CRANS-MONTANA, Switzerland -- A 34-year-old Frenchman whose job was to check the safety of ski slopes died overnight after being injured in an avalanche at a popular Swiss Alps ski resort, police said Wednesday.
The man was one of four injured people who were rescued after being swept away Tuesday afternoon by an avalanche that hit a slope on Plaine Morte, a glacier near the town of Crans-Montana.
"Unfortunately, overnight one of the four injured people died," said Steve Leger, a spokesman for the Valais canton police department.
Leger said 43 people reached out, worried that their friends or family had been hit by the avalanche, but "we systematically verified — found, located — these people and rule them out of danger."
Nearly 250 rescue workers, medics, police officers and military personnel took part in the search, backed by eight helicopters and a dozen search dogs. They searched all night but stopped Wednesday morning.
The cause for the avalanche wasn't immediately clear. Roughly half of the 840-meter (920-yard) long avalanche made a direct hit across the ski slope. Leger said one possibility was that it could have been triggered by the passage of a skier.
Switzerland's Institute for Snow and Avalanche Research had put the risk of an avalanche in the area at level 2, which is relatively low on its 5-point scale.
The avalanche comes ahead of a weekend women's World Cup event involving top skiers such as Switzerland's Lara Gut on the Mont Lachaux run at Crans-Montana.
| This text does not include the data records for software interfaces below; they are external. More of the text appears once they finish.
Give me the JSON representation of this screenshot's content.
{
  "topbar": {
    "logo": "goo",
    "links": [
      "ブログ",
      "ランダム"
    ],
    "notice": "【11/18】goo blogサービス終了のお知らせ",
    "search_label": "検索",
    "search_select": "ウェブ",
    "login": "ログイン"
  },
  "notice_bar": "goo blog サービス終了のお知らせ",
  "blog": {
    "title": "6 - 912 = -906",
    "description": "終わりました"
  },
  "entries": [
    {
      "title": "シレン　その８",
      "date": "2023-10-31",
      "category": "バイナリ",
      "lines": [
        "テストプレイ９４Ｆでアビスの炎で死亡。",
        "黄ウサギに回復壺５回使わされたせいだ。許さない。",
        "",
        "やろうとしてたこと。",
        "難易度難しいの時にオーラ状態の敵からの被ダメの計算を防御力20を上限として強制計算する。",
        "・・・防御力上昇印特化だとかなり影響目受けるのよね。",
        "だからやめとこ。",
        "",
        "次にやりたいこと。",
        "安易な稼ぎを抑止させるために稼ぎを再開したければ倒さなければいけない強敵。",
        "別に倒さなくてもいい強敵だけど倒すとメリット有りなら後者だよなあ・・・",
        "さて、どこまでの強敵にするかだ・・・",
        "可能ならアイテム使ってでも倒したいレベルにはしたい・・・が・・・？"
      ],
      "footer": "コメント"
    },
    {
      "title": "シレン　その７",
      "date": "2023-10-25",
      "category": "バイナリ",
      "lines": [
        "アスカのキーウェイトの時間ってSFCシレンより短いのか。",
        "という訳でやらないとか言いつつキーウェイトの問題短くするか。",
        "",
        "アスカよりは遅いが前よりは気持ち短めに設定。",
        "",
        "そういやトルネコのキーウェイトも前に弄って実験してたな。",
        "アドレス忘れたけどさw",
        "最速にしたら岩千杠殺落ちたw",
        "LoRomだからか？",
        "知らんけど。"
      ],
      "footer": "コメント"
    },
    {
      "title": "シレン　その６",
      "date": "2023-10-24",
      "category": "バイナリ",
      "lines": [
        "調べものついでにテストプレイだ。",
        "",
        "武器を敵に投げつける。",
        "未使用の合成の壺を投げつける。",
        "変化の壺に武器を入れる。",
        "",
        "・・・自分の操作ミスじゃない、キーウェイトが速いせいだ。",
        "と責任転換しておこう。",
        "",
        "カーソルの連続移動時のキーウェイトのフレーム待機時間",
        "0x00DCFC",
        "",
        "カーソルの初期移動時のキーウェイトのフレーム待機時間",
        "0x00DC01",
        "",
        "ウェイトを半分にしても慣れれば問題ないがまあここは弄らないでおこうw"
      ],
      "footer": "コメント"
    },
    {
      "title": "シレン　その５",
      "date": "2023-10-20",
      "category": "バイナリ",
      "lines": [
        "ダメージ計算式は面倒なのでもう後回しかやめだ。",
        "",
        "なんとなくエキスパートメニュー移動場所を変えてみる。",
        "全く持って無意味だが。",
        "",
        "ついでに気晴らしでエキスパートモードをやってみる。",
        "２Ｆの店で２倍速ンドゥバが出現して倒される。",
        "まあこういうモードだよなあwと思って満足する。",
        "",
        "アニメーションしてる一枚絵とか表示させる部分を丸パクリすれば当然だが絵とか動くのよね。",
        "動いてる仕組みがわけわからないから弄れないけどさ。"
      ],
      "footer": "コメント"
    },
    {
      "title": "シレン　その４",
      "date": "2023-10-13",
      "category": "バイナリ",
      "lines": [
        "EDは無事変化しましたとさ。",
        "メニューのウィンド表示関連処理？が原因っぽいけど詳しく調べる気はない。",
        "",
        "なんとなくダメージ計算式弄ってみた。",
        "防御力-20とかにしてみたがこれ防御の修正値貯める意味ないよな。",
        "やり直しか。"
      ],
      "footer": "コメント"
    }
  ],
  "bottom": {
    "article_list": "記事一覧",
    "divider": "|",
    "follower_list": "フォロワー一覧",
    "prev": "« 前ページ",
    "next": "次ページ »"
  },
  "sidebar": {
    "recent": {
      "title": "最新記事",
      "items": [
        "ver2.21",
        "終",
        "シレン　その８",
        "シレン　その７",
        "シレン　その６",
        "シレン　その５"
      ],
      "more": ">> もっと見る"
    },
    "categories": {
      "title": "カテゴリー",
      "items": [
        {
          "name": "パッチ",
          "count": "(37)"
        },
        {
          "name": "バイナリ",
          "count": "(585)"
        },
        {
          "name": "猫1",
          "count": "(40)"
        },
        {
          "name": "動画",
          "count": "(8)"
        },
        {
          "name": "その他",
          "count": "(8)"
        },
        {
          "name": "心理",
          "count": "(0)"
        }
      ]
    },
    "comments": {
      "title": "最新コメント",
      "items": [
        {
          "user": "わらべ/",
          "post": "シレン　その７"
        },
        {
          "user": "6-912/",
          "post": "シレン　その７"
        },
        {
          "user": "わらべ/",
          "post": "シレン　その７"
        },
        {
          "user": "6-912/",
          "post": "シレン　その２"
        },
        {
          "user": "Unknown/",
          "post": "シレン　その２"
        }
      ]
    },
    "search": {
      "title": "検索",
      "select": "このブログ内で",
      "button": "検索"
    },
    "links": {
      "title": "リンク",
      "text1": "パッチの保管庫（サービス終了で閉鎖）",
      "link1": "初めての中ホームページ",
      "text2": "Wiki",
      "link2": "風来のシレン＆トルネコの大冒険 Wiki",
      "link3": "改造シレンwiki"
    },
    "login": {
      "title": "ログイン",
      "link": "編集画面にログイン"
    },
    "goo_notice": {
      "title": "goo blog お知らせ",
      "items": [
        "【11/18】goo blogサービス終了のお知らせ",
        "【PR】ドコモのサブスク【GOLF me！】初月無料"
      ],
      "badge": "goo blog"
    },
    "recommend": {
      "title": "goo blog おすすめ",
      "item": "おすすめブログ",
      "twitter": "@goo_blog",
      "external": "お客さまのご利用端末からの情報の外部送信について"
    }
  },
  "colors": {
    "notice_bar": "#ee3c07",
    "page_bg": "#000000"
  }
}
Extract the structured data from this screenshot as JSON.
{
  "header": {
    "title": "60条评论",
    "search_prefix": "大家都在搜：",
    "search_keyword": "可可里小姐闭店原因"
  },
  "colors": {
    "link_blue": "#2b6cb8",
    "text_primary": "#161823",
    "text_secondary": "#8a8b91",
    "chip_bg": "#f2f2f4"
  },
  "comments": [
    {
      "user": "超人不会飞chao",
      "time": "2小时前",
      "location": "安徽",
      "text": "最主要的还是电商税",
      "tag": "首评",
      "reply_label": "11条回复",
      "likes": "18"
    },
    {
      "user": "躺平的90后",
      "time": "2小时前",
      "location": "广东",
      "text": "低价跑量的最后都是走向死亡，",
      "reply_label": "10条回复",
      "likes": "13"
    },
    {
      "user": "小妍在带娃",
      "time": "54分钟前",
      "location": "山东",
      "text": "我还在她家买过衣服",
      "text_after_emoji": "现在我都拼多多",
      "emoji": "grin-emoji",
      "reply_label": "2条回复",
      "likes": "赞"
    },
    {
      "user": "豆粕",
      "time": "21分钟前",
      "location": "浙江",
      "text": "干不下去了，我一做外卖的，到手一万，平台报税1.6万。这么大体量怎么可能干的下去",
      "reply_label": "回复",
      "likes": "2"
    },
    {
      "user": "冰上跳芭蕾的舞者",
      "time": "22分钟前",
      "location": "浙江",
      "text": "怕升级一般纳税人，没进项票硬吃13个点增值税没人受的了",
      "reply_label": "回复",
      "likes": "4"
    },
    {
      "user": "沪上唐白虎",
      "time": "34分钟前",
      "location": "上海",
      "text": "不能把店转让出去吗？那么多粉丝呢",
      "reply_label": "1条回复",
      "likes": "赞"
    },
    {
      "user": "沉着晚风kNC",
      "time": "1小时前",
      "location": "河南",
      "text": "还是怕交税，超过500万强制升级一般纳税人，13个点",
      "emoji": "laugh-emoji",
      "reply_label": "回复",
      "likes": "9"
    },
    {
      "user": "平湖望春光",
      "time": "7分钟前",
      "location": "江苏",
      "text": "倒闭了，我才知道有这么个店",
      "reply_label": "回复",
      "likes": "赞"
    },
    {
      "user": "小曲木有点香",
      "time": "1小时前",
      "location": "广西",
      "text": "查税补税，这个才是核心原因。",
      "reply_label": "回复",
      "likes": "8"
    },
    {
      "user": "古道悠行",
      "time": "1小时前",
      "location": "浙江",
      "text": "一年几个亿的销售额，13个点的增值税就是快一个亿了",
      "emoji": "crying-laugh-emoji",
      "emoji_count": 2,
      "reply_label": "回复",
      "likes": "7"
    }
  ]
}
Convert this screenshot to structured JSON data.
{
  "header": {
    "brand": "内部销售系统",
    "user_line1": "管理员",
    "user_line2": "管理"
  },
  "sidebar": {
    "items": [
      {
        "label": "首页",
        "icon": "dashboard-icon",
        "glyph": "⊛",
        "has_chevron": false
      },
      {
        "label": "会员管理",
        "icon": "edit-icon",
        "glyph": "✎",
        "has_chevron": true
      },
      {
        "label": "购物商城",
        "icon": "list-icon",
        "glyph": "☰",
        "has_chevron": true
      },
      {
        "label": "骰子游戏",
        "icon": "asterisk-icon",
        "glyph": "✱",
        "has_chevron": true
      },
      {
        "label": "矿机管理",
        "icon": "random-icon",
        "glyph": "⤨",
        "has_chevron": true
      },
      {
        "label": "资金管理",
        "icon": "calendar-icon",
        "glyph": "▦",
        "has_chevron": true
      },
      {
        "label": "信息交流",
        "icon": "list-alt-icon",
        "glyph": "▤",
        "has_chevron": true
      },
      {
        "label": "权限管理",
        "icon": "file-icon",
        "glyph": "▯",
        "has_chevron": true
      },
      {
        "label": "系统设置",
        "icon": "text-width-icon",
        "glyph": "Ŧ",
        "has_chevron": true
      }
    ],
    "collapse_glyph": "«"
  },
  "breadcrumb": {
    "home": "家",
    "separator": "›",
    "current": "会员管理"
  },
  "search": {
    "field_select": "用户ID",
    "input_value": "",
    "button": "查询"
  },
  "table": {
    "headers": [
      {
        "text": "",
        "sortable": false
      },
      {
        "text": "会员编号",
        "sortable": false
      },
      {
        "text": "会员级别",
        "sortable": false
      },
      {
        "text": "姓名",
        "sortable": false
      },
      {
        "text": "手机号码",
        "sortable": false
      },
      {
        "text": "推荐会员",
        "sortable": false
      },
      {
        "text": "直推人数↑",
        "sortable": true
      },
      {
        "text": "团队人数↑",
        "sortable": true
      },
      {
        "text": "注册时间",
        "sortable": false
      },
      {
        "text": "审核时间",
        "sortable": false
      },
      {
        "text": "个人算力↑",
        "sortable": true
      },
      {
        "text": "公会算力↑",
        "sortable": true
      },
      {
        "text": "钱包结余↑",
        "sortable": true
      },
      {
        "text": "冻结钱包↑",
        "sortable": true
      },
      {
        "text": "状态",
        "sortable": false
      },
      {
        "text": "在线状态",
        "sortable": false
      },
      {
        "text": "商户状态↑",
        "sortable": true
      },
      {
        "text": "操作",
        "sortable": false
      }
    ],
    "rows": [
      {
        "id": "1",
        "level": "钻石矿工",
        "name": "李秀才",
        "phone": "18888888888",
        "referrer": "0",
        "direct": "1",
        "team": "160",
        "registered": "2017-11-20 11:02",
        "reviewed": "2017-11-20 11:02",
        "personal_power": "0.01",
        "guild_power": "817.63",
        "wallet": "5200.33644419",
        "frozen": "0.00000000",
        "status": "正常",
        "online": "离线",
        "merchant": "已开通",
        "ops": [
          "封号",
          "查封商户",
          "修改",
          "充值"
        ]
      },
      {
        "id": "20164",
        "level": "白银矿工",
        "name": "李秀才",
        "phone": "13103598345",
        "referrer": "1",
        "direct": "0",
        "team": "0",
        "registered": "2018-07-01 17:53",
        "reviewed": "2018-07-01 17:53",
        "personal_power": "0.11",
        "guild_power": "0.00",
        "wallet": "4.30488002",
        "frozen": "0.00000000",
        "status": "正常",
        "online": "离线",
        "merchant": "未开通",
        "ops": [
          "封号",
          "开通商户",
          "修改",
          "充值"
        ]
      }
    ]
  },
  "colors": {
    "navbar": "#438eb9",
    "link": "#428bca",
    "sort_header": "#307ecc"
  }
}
Authorities said the avalanche was not expected to affect the event, which begins with training runs on Thursday.
Kirsten Grieshaber contributed from Berlin.